Clicking Buy Now on Aliexpress

I decided to order 2 boards, as I didn’t know if I’d see anyone else on the mesh. I ordered a Heltec V3 and a Heltec Tracker V1.1 from Aliexpress. These are just bare boards and antennas - no battery, no case.They were both supported by Meshtastic, and less than $30CAD each. I figured I would plug one in at home, and wander around with the GPS one, and see what I could see - how far could I go and maintain contact with my home node?

The Meshtastic software is pretty slick - plug the board into your PC, open up in Chrome (as it supports Web Serial), select the firmware and it installs. You can then interact with the mesh using the board with either your PC or your iOS/Android phone, connected through Bluetooth, wifi, or a USB connection.

The Heltec boards came packaged in little plastic cases. I ended up drilling 2 holes in the plastic packages, for the antenna and for USB, and using them as cases. It works. All of my experience so far has been with the stock antennas.

My Heltec V3 and Tracker V1.1 with Improvised Cases

My Experience In An Urban Area

  • I live on the 18th floor of a building. I’m surrounded by condo towers and a sprinkling of office buildings. Using the stock antenna, and just plugging in my Heltec V3 to USB power on a desk, I am able to communicate with 2-3 other nodes in my neighbourhood - this was really exciting. Wandering around with my mobile node, I can connect to my home node at a fast food outlet across the street, and the first park beyond the coffee shop.
  • My unit faces east. On the opposite side of my building, I can’t connect to my home node from ground level. However, I have been able to connect to it from further west, presumably through hops on other’s nodes.
  • I had wondered if I’d be able to track myself through the neighbourhood, connecting to my home node through the mesh. This has not been possible. My home node can see a few other nodes as it is on the 18th floor, but wandering around at ground level, my mobile node sees fewer nodes, and has less opportunity to connect to the mesh.
  • As a parent of a couple teens, I’m frequently dropping off kids for activities and part time jobs. I’ve wandered around a couple neighbourhoods with mostly single family homes, and I might wander for an hour and maybe come across a single node.
  • Some of the highest points in North York are on the hills at Downsview Park.

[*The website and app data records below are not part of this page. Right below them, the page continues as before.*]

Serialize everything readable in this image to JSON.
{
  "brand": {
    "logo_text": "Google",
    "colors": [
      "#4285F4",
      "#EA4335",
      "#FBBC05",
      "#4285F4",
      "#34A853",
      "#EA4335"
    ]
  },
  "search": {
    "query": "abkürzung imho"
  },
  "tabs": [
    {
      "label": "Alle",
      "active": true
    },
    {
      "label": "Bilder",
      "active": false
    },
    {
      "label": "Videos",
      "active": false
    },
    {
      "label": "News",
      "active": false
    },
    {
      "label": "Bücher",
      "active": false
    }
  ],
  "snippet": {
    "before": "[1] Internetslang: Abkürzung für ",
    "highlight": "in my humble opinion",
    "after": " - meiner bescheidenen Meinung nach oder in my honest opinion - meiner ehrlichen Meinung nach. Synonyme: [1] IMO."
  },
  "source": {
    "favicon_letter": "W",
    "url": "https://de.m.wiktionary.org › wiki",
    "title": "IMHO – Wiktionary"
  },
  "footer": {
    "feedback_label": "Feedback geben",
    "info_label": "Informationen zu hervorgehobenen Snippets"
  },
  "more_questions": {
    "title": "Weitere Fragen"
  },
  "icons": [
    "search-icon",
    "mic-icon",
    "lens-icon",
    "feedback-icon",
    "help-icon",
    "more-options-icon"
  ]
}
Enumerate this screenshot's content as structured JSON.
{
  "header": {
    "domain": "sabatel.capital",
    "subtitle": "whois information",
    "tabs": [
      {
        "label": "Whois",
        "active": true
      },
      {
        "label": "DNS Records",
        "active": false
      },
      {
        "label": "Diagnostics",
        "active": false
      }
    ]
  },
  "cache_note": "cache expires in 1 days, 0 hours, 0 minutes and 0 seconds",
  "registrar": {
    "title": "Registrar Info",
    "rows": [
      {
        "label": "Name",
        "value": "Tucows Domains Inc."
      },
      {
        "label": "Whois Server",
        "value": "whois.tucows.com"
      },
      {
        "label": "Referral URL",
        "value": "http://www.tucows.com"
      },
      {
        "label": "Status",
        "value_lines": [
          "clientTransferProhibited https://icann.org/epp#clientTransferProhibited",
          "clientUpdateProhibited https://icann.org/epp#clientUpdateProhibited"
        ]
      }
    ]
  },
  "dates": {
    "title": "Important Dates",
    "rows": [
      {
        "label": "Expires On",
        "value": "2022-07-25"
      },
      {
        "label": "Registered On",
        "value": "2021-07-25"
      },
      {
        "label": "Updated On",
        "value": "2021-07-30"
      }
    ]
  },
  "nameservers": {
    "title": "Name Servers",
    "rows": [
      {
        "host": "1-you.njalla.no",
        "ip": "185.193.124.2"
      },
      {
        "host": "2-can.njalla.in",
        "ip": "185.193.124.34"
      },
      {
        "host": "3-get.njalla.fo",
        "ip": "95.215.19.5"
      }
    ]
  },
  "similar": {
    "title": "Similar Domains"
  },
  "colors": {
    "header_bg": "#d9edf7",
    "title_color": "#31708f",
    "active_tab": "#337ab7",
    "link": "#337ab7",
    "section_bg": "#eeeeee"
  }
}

From there, I can reach quite a few nodes, some around 10 km away.

My Experience In A Rural Area

  • I put a radio on a deck chair, put a radio in my back pocket, hopped on my paddleboard, and started paddling. I was able to maintain contact for about 1.5 km. Given that there were no obstacles blocking line of sight, I was hoping for more. It would be interesting to repeat the experiment with a radio mounted to my head some how - a bit further in the air, and away from my body.

A Community Is Built

Meshtastic is a really neat technology for connecting. It is inexpensive, it is very local, and it appeals to a narrow, technical niche, so it has been a great way to connect with people with similar interests in my area. Within a couple of days of powering on my unit, someone reached out on Meshtastic to connect. A local Meshtastic Discord group was formed.

I set my node name to my website URL. A Meshtastic user near my daughter’s dance school saw my node pop up when I was wandering in their neighbourhood. They then found me online, connected over email, and they have since joined our group. Another person saw my Meshtastic node, and recognized from my URL that I was the same person that tried to get a wifi mesh started in my neighbourhood years ago. We’ve connected with a person who commutes through the neighbourhood with their Meshtastic radio on their way to work, and a pilot who’s flown a plane overhead with his Meshtastic radio.

It’s been a lot of fun, as everyone shares their experience as we all learn what Meshtastic can do.

What next?

  • I’ve ordered a couple antennas which I saw recommended on the Meshtastic site. I’m curious to test their impact - I’d like to repeat my test over water or another area with great line of sight, and see the difference that makes.
  • Someone in our local group has mounted a radio on a drone, which he then flies high, to connect to distant nodes, with some success. I’d like to try the same, but with a kite at Downsview Park (similar to my experience flying a kite with a camera)